But it seems unlikely that these candidates will roll-out as quickly as the COVID-19 vaccines. “They are still years – at least five and ten years for malaria and TB, respectively – away from any large-scale use in the field,” Kieny explains. “The main barrier at this moment seems to me the development of candidate vaccines and the demonstration of their safety and effectiveness.”

Grais says there are features of the COVID-19 pandemic and SARS-CoV-2 itself that made the rapid vaccine response unique. “The global response that we have been witnessing is not so easily reproduced – funding, the commitment of political and scientific resources, and a shared goal leading to arguably unprecedented collaboration,” says Grais, whose research focuses on infectious diseases at a global scale as well as in Sub-Saharan Africa.

“It’s not yet clear whether that will also be the case for TB, malaria and HIV which threaten lives and economies every day, but not on a global scale.”

Another “significant and stubborn problem”, according to Kieny, is that vaccines are not viewed as profitable by pharmaceutical companies. “Alternative manufacturers, likely from developing countries, will need to take charge of these new developments,” she says.

Ramping up vaccine production in the global South will be vital, says Grais.

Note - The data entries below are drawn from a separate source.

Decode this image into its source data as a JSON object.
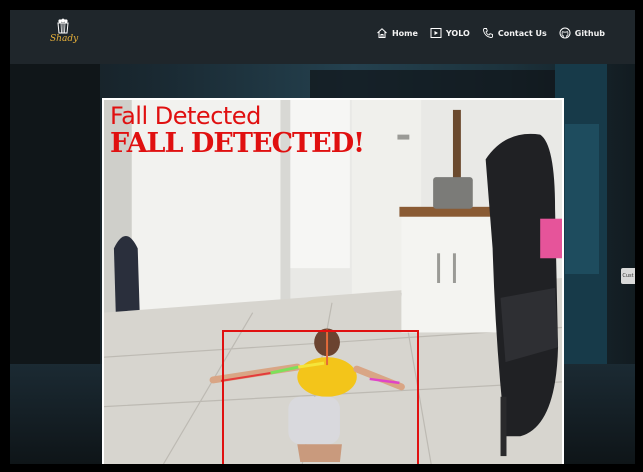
{
  "brand": {
    "name": "Shady",
    "icon": "popcorn-icon",
    "color": "#e8b13a"
  },
  "nav": {
    "items": [
      {
        "label": "Home",
        "icon": "home-icon"
      },
      {
        "label": "YOLO",
        "icon": "play-icon"
      },
      {
        "label": "Contact Us",
        "icon": "phone-icon"
      },
      {
        "label": "Github",
        "icon": "github-icon"
      }
    ]
  },
  "side_tab": {
    "label": "Cust"
  },
  "detection": {
    "label_primary": "Fall Detected",
    "label_secondary": "FALL DETECTED!",
    "box_color": "#e01010"
  }
}
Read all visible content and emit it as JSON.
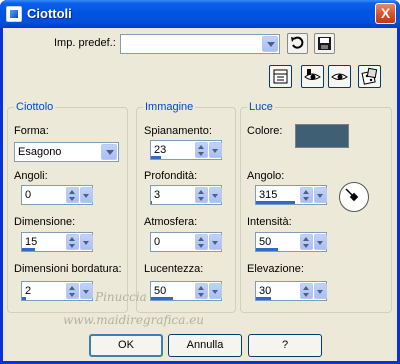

The World Health Organization (WHO) has announced that mRNA technology transfer hubs will be set up in six African countries, with ‘spokes’ in other low- and middle-income countries. Grais says that while the focus of the hubs will be on COVID-19 vaccines, the facilities and technology could be turned towards other infectious diseases.

Access and affordability

Work to ensure that any future vaccines for the world’s most deadly infectious diseases are accessible and affordable should begin now, say the experts. For Grais, strengthening health systems and vaccine delivery pipelines is essential.

“Ensuring access or accessibility is far from being only a question of patents, distribution rights or manufacturing licenses,” argues Grais. “There are several existing incentives and mechanisms to foster vaccine development. But the questions of distribution – from manufacturing plant, or tarmac, to the arm of those in need – are critical.

“The unique collaboration and concerted effort of funders, scientists and industry during the COVID-19 pandemic provides an excellent example of what can be accomplished with political and public will.”

Grais adds: “The global South, which is not homogenous in their infectious disease burden and priorities, should be the first to be consulted.”

Kieny argues that intellectual property should be managed by a mechanism or process, such as the Medicines Patent Pool, which partners with civil society, governments, industry and other stakeholders to license medicines and pool intellectual property to encourage generic manufacture and the development of new formulations. The Medicines Patent Pool co-leads the mRNA vaccine technology transfer hub initiative with the WHO.

“Government and other public or not-profit organisations which finance research should ensure that their funding prioritises public health at large over profits for the private sector, and that IP rights are managed in a way which allows low- and middle-income countries to manufacture their own vaccines,” adds Kieny.


Mohamed ELsonpaty


This article is republished from the SciDev.Net under a Creative Commons license.

This piece was produced by SciDev.Net’s Global desk as part of the Spotlight series ‘The new frontier’.